Fresh From The Garden: An Organic Guide to Growing Vegetables, Berries, and Herbs in Cold Climates by John Whitman is encyclopedic in its scope and very even-handed in its presentation of topics that many gardeners have strong opinions about. In “Types of Gardens,” for example, he discusses beds and borders, compost gardening, community and guerilla gardens, container gardening, lasagna gardening, level gardens, mulched and no-till gardens, raised-bed gardens, straw bale gardening, and vertical gardening–whew! And each type is discussed in enough detail so you can make an informed choice. Each chapter in the first part of the book is just as comprehensive and thorough.
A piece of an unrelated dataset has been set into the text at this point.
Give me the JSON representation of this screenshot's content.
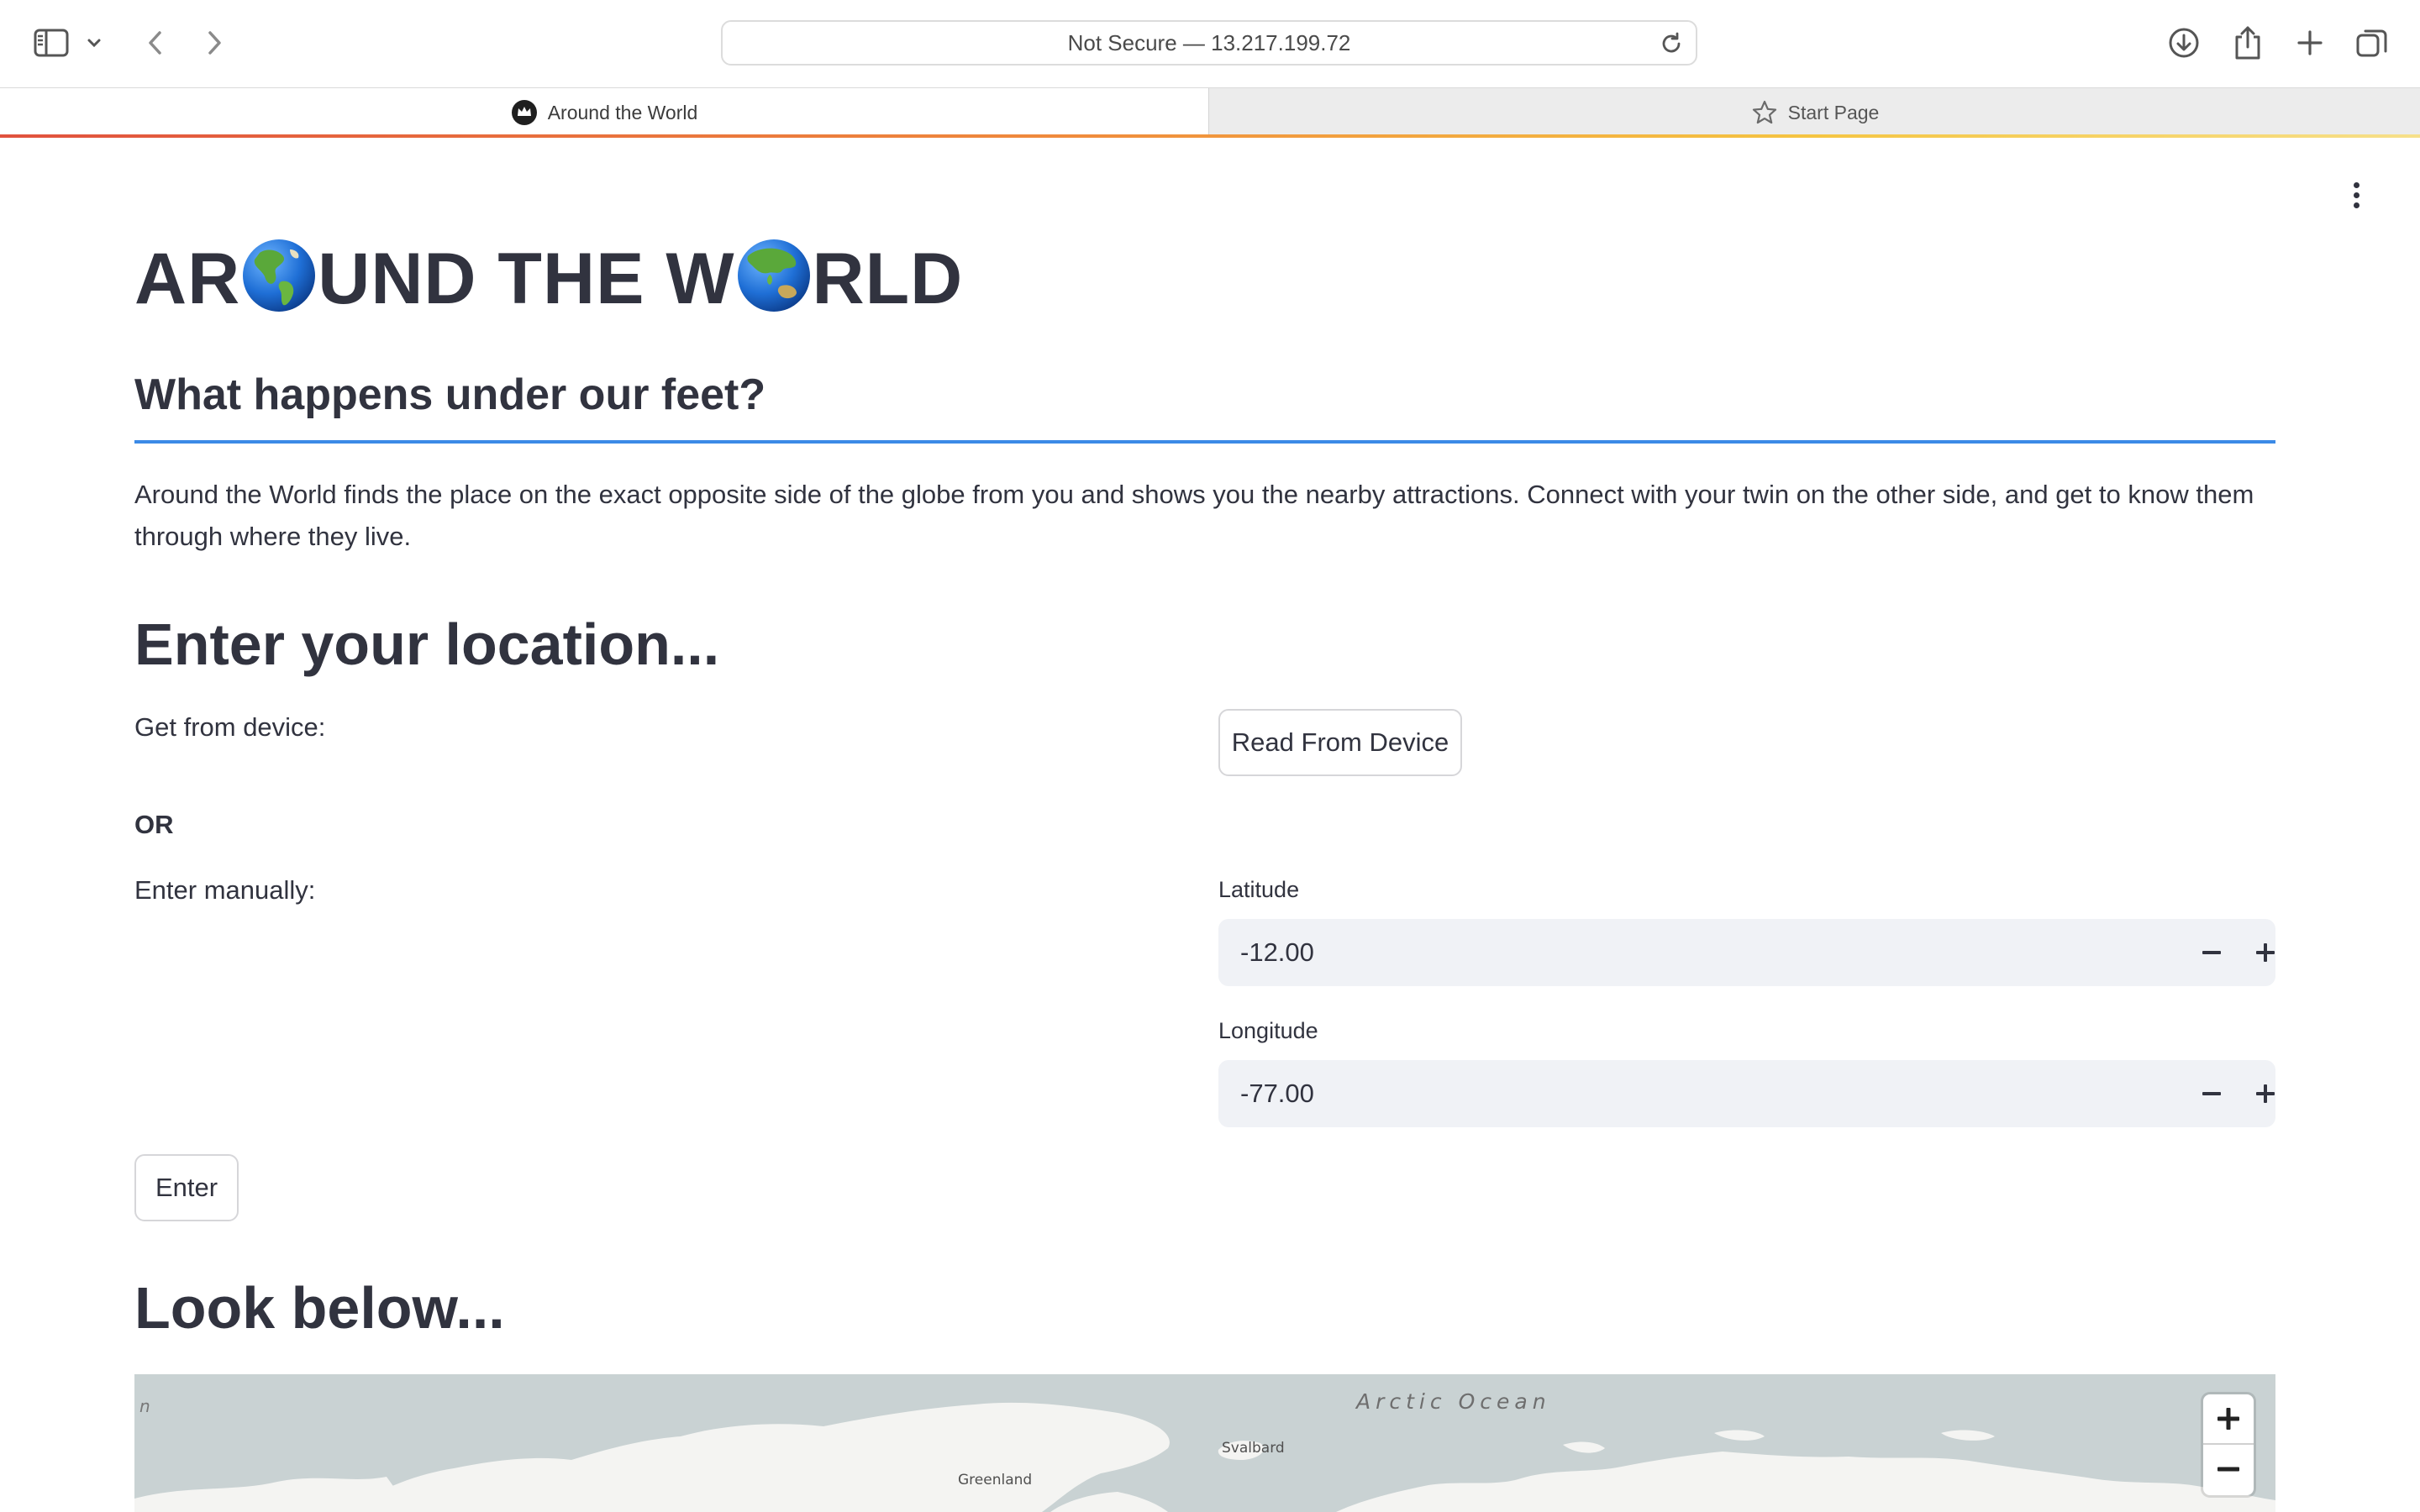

The second part of the book describes how to grow individual vegetables, berries, and herbs. All the common vegetables are covered, as well as some that are challenging in cold climates, such as sweet potatoes and melons. He has entries for thirty-six kinds of greens–not including lettuce, which has its own entry–and twenty-nine different herbs. And then he has a section called Unique Plants with twenty-four entries, everything from Artichoke to Yardlong Bean. Plenty of the plants included in the Greens section were also what I would call “unique”. I didn’t know Malva was edible (it’s not the species commonly grown for its flowers) and I never even heard of Hanover Kale. I did find it odd that Nasturtiums got an entry of their own not in the herb section or the unique plants, but gooseberries were considered unusual enough to be in the Unique section. The omission of edible blue honeysuckle, which is extremely hardy, surprised me. Perhaps Whitman has never grown them.
If you’ve been growing vegetables for a while, you will love this book for the explanation of techniques and tips, and the many new vegetables you can try growing. But if you are just thinking of growing vegetables for the first time, this book may be a bit overwhelming. Whitman advises reading the whole first section of his book before getting started. That’s one hundred twenty very large pages of fairly small print. I’d suggest instead that you get Dee Nash’s The 20-30 Something Garden Guide in addition to Whitman’s, looking up the vegetables in Whitman’s book but following Dee’s plan for starting small and building on your success each year. And even though this book was written for cold climate gardeners, just about any vegetable gardener would learn from the general information in the first part and the extensive listing of edibles in the second part. It really is quite an achievement, with a refreshing candor that you don’t often find in reference books.
Hydrangeas In The North
If you have been struggling to get your blue- or pink-flowering hydrangeas to bloom, get your hands on Hydrangeas in the North: Getting Blooms in the Colder Climates by Tim Boebel. He has perfected a pruning technique to get the most bloom possible out of H. macrophylla and H. serrata. If, like me, you’ve decided getting shrubs native to southern climes to bloom in the frigid north is too much work, stick to H. arborescens and H. paniculata, both hardy to USDA Zone 3. Boebel also covers these in his book, as well as H. quercifolia, which is hardy to Zone 5. I am impressed how much Boebel has taught himself about hydrangeas through trial and error and close observation. Both the book and his website profile the most successful cultivars in each of these species, and the garden center he works for, located near Rochester, NY, carries over 200 different cultivars. Road trip, anyone?
The Plant Lover’s Guide to Primulas
Almost all primroses are quite cold hardy. What most of them need is consistent moisture, which I certainly have in my clay soil. Most of the primroses featured in The Plant Lover’s Guide to Primulas by Jodie Mitchell and Lynne Lawson are hardy to Zone 4, and many are hardy to Zone 3. If you have moist soil, everything else you need to know is included in this book, including loads of scrumptious pictures. I used to think primroses were difficult, but the authors reassure, “we have chosen only the more garden friendly species that have proved their worth.” I now have several different kinds in my garden and most of them are multiplying well. So what are you waiting for?